If the only kind of wind they have in Belgium is a headwind, then the only kind of flats they have in Northern France are false. In Vlaanderen, they specialize in a delectable combination of the two. (Everything that isn’t a windy false flat, it appears, is a windy cobbled climb.)
The most obvious way to get your head kicked in on a bike is to point your bike down a road bespeckled with loads of climbing. It doesn’t matter what sorts of hills or mountains you’ve got at your disposal; the Commutative Property of Climbing states that big climbs and little climbs will jack you up equally so long as you do the same amount of climbing. But a long grind into the wind on a dead-straight false flat might be the most mentally agonizing kind of riding you will ever do.
The riding we do on Keepers Tour generally revolves around the iconic roads in the region, but to focus on those portions alone is like evaluating an individual’s life via their photo albums; some of the most amazing moments are experienced in the margins where no one is looking for them.
The rides we set upon were long days in the saddle, often leaving from the gite and requiring some time to arrive at the spectacle of cobbles or climbs; 20km to the Trouée l’Arenberg or 30km back from the Carrefour de l’Abre, for instance. For me, the rides back are what stand out the most; the group is weary but excited from having ridden some of the most amazing and difficult roads our Sport knows, and the late afternoon winds are blowing swiftly across the landscape. Talk is sparse as our legs are heavy with fatigue and we are each of us confronting the familiar barriers our minds and bodies lay before us at times such as these.

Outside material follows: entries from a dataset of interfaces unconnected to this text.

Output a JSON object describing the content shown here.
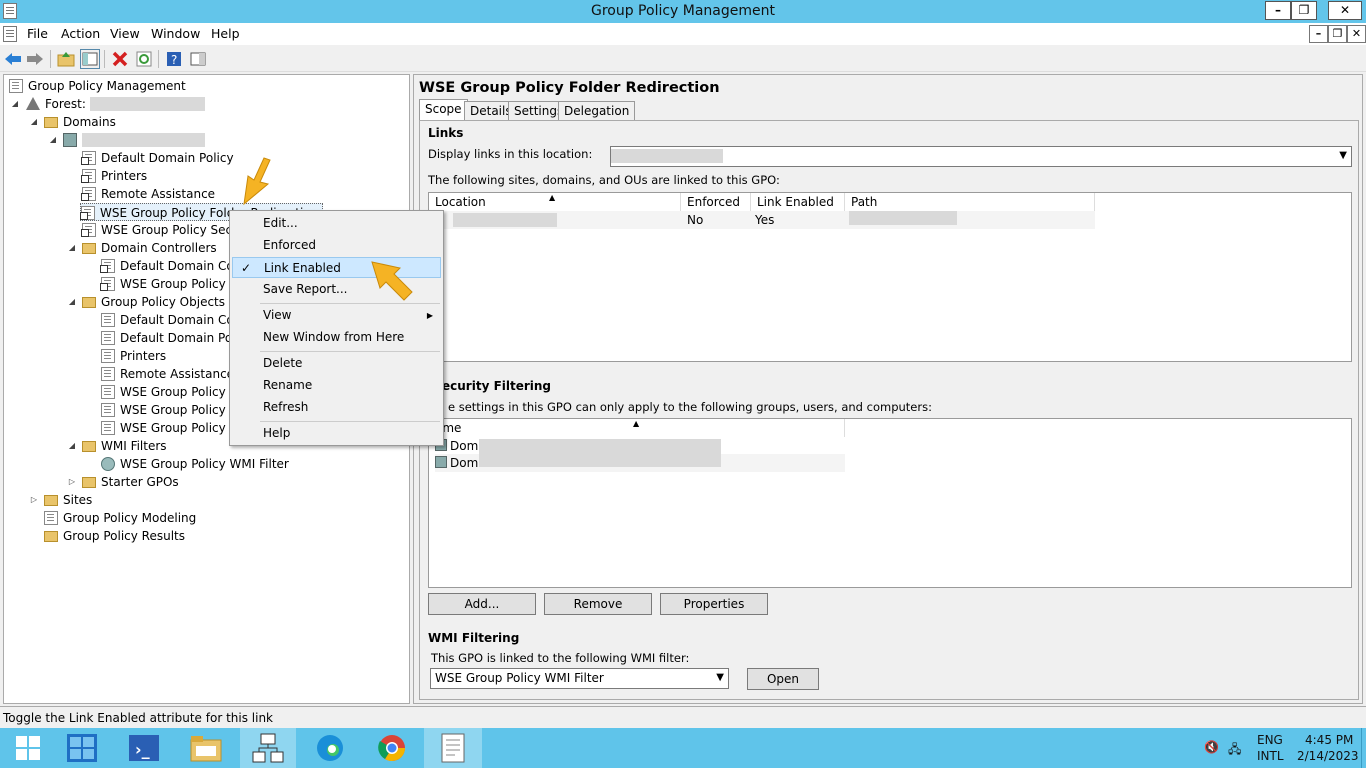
{
  "window": {
    "title": "Group Policy Management"
  },
  "menubar": {
    "items": [
      "File",
      "Action",
      "View",
      "Window",
      "Help"
    ]
  },
  "window_buttons": {
    "minimize": "–",
    "restore": "❐",
    "close": "✕"
  },
  "tree": {
    "root": "Group Policy Management",
    "forest_label": "Forest:",
    "domains": "Domains",
    "items": {
      "default_domain_policy": "Default Domain Policy",
      "printers": "Printers",
      "remote_assistance": "Remote Assistance",
      "wse_folder_redirection": "WSE Group Policy Folder Redirection",
      "wse_security": "WSE Group Policy Security",
      "domain_controllers": "Domain Controllers",
      "dc_default_policy": "Default Domain Controllers Policy",
      "dc_wse_policy": "WSE Group Policy Password Policy",
      "gpo_folder": "Group Policy Objects",
      "gpo_default_dc": "Default Domain Controllers Policy",
      "gpo_default_domain": "Default Domain Policy",
      "gpo_printers": "Printers",
      "gpo_remote": "Remote Assistance",
      "gpo_wse_folder": "WSE Group Policy Folder Redirection",
      "gpo_wse_password": "WSE Group Policy Password Policy",
      "gpo_wse_security": "WSE Group Policy Security",
      "wmi_filters": "WMI Filters",
      "wmi_filter_item": "WSE Group Policy WMI Filter",
      "starter_gpos": "Starter GPOs",
      "sites": "Sites",
      "modeling": "Group Policy Modeling",
      "results": "Group Policy Results"
    }
  },
  "context_menu": {
    "edit": "Edit...",
    "enforced": "Enforced",
    "link_enabled": "Link Enabled",
    "link_enabled_checked": "✓",
    "save_report": "Save Report...",
    "view": "View",
    "new_window": "New Window from Here",
    "delete": "Delete",
    "rename": "Rename",
    "refresh": "Refresh",
    "help": "Help"
  },
  "details": {
    "title": "WSE Group Policy Folder Redirection",
    "tabs": [
      "Scope",
      "Details",
      "Settings",
      "Delegation"
    ],
    "links_heading": "Links",
    "display_links_label": "Display links in this location:",
    "linked_text": "The following sites, domains, and OUs are linked to this GPO:",
    "links_columns": [
      "Location",
      "Enforced",
      "Link Enabled",
      "Path"
    ],
    "links_rows": [
      {
        "location": "",
        "enforced": "No",
        "link_enabled": "Yes",
        "path": ""
      }
    ],
    "security_heading": "ecurity Filtering",
    "security_text": "e settings in this GPO can only apply to the following groups, users, and computers:",
    "security_column": "ame",
    "security_rows": [
      "Doma",
      "Doma"
    ],
    "buttons": {
      "add": "Add...",
      "remove": "Remove",
      "properties": "Properties"
    },
    "wmi_heading": "WMI Filtering",
    "wmi_text": "This GPO is linked to the following WMI filter:",
    "wmi_value": "WSE Group Policy WMI Filter",
    "open_button": "Open"
  },
  "status": {
    "text": "Toggle the Link Enabled attribute for this link"
  },
  "tray": {
    "lang1": "ENG",
    "lang2": "INTL",
    "time": "4:45 PM",
    "date": "2/14/2023"
  },
  "colors": {
    "titlebar": "#63c5ea",
    "taskbar": "#5fc4ea",
    "highlight": "#cde8ff",
    "arrow": "#f5b324"
  }
}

These moments when the body and mind want to give in but something intangible drives us on are my most cherished moments of Cycling in general and Keepers Tour in particular. These are moments when each rider is riding on the strength of those around them. The Laws of Physics tell us that it is impossible to make something from nothing, that the only energy we get out of the system is that which was fed into it.
The Laws of Physics obviously don’t apply to Cyclists.